#### [What is needed]
Reply with nothing but the number of lines in the data below where the word "ricerca" occurs.

#### [Data in this exercise]
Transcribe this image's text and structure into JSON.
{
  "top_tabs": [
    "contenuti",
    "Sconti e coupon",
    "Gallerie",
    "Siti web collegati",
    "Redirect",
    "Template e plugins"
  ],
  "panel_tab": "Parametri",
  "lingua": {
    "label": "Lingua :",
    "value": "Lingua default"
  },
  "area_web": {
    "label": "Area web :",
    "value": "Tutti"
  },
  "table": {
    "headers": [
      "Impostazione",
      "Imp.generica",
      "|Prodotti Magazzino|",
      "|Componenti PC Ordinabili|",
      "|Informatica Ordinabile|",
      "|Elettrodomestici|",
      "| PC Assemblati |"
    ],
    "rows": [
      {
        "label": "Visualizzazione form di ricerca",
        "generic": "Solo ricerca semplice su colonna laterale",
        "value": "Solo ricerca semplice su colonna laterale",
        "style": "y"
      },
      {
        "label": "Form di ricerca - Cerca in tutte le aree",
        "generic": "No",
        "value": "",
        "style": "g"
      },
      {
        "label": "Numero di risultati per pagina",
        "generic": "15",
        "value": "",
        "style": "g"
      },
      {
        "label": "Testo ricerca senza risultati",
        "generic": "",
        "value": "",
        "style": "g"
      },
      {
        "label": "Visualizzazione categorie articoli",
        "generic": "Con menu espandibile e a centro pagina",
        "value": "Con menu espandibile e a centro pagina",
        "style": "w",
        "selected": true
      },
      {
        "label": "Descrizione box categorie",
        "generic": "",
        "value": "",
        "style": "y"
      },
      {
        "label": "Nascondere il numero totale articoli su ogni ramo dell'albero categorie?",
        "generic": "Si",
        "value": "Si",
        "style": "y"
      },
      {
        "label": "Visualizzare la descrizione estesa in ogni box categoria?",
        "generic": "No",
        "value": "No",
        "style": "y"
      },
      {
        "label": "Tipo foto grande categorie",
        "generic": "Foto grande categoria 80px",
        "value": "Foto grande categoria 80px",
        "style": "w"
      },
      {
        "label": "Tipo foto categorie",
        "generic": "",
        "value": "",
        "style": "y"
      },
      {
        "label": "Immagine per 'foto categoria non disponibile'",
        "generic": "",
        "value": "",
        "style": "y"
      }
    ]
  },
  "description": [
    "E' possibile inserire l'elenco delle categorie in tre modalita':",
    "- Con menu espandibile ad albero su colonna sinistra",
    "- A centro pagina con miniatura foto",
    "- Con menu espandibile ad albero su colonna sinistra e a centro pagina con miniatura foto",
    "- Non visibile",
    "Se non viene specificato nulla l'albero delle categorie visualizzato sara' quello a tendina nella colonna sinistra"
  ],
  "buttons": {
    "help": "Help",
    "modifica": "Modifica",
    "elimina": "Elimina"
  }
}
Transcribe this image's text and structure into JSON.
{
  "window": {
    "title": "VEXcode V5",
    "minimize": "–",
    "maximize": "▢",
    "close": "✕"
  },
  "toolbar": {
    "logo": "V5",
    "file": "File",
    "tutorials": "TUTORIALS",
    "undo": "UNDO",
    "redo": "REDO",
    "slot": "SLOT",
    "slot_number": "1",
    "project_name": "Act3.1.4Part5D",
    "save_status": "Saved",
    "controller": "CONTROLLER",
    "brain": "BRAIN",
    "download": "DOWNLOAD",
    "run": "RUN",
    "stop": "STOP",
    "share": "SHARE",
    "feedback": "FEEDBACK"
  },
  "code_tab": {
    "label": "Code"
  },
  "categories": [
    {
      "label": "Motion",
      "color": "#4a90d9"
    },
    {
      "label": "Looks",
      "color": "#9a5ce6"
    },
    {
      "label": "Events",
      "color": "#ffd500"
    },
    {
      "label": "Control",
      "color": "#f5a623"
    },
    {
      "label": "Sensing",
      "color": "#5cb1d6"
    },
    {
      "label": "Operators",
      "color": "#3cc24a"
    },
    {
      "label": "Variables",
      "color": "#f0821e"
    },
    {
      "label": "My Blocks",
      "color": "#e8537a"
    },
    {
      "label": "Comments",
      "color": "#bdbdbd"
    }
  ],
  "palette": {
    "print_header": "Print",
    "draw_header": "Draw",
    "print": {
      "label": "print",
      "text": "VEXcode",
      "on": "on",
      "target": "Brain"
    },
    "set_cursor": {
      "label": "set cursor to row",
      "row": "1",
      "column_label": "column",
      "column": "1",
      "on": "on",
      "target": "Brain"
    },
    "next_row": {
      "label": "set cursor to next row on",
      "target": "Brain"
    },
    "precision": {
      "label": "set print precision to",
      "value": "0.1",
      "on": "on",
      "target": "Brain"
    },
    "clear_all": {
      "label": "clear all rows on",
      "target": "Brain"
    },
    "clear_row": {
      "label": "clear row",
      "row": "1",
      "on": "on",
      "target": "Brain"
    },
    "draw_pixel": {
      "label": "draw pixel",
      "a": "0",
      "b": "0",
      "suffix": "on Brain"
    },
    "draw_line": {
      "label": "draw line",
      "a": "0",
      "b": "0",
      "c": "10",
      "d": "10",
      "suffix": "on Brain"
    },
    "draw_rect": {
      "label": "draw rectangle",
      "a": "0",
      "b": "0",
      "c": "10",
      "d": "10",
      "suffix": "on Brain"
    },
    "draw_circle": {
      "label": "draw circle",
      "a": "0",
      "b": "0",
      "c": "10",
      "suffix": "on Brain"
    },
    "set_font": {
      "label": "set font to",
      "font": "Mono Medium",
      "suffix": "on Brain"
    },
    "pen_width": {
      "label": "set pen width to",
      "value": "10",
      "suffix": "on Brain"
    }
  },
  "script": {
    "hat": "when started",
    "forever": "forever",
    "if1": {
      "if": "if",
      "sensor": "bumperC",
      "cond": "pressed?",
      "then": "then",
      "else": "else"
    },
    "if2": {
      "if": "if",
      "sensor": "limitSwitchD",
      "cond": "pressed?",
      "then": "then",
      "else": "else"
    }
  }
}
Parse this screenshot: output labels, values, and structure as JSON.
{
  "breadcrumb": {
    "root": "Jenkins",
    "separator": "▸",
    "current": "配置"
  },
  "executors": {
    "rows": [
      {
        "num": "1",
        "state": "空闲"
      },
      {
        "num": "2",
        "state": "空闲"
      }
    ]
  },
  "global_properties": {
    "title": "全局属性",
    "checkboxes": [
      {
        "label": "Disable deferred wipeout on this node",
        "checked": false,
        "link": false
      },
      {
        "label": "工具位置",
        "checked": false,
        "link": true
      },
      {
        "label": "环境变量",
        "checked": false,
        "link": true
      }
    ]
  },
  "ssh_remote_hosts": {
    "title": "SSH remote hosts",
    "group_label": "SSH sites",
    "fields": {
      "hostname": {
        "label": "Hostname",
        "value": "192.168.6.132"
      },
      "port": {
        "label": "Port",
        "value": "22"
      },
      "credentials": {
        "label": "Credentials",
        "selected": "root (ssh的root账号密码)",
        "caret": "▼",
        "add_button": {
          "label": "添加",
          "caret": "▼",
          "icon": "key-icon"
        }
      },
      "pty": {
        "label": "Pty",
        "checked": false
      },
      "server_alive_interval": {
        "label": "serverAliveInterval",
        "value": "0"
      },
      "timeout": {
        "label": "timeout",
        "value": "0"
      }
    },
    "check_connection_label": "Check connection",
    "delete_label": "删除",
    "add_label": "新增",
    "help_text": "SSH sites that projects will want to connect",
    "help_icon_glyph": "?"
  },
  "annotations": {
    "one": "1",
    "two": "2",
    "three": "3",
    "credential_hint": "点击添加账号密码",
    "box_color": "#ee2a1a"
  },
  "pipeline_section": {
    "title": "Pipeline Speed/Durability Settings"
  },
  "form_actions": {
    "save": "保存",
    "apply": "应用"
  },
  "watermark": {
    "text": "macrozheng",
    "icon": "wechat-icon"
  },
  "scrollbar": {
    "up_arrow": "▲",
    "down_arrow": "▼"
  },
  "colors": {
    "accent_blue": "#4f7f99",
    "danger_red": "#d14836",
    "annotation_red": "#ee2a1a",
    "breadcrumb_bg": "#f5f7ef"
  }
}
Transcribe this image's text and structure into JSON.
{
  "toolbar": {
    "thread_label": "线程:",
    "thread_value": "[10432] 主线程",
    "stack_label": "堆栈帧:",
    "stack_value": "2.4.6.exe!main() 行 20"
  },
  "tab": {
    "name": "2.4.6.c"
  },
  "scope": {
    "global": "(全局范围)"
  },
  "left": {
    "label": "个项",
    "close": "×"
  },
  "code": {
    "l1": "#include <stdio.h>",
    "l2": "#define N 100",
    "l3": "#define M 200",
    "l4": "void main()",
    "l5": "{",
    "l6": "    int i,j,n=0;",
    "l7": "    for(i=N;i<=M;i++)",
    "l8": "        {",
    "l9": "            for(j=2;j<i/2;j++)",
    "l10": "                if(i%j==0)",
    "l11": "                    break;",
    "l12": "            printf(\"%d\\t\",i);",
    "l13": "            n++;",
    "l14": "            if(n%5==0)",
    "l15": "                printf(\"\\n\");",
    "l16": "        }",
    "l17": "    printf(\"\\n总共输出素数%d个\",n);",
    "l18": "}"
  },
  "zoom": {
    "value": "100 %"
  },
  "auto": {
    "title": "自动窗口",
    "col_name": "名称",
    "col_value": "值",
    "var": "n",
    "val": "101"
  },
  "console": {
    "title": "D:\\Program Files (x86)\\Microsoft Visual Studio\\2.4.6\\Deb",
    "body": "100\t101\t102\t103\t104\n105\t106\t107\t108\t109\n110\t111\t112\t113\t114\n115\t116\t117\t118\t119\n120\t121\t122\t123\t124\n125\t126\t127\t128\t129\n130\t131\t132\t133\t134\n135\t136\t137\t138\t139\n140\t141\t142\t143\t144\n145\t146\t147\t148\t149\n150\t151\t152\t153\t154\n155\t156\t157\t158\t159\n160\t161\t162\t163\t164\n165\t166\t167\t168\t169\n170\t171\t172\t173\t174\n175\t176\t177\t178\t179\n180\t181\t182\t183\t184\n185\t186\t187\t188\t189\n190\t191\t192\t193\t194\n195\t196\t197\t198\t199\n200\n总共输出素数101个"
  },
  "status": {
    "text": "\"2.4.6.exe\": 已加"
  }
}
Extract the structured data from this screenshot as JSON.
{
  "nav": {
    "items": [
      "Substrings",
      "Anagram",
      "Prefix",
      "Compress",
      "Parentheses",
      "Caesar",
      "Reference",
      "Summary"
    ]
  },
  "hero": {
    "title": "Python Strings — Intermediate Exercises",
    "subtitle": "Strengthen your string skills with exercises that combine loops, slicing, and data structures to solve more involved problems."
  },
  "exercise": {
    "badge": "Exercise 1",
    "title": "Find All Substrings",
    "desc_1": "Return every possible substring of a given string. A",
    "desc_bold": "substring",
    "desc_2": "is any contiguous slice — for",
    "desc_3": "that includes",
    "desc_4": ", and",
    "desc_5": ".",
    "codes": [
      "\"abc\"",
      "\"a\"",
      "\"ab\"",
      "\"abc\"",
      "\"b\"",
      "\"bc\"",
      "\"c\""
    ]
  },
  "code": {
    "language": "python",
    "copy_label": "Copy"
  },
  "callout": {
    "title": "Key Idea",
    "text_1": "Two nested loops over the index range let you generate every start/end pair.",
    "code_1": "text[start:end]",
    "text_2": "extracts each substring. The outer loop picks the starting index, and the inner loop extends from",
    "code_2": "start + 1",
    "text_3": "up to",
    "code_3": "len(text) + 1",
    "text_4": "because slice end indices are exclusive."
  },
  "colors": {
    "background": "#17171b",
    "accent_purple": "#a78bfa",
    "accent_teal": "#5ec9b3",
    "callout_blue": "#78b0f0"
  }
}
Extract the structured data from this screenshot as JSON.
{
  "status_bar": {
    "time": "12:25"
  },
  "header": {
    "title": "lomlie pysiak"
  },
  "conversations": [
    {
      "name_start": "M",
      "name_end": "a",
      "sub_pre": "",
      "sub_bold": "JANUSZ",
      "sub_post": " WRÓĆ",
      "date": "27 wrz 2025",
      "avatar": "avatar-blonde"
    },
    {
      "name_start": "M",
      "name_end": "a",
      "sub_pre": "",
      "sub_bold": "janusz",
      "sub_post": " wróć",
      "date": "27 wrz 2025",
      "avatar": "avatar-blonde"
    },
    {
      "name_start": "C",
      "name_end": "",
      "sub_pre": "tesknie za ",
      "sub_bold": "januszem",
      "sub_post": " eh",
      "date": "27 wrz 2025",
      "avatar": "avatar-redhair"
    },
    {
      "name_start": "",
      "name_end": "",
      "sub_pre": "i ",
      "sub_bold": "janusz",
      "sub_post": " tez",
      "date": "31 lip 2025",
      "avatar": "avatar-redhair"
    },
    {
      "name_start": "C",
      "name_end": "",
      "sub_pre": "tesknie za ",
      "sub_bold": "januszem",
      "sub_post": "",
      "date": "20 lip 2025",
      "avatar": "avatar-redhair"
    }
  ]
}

#### [Task output]
5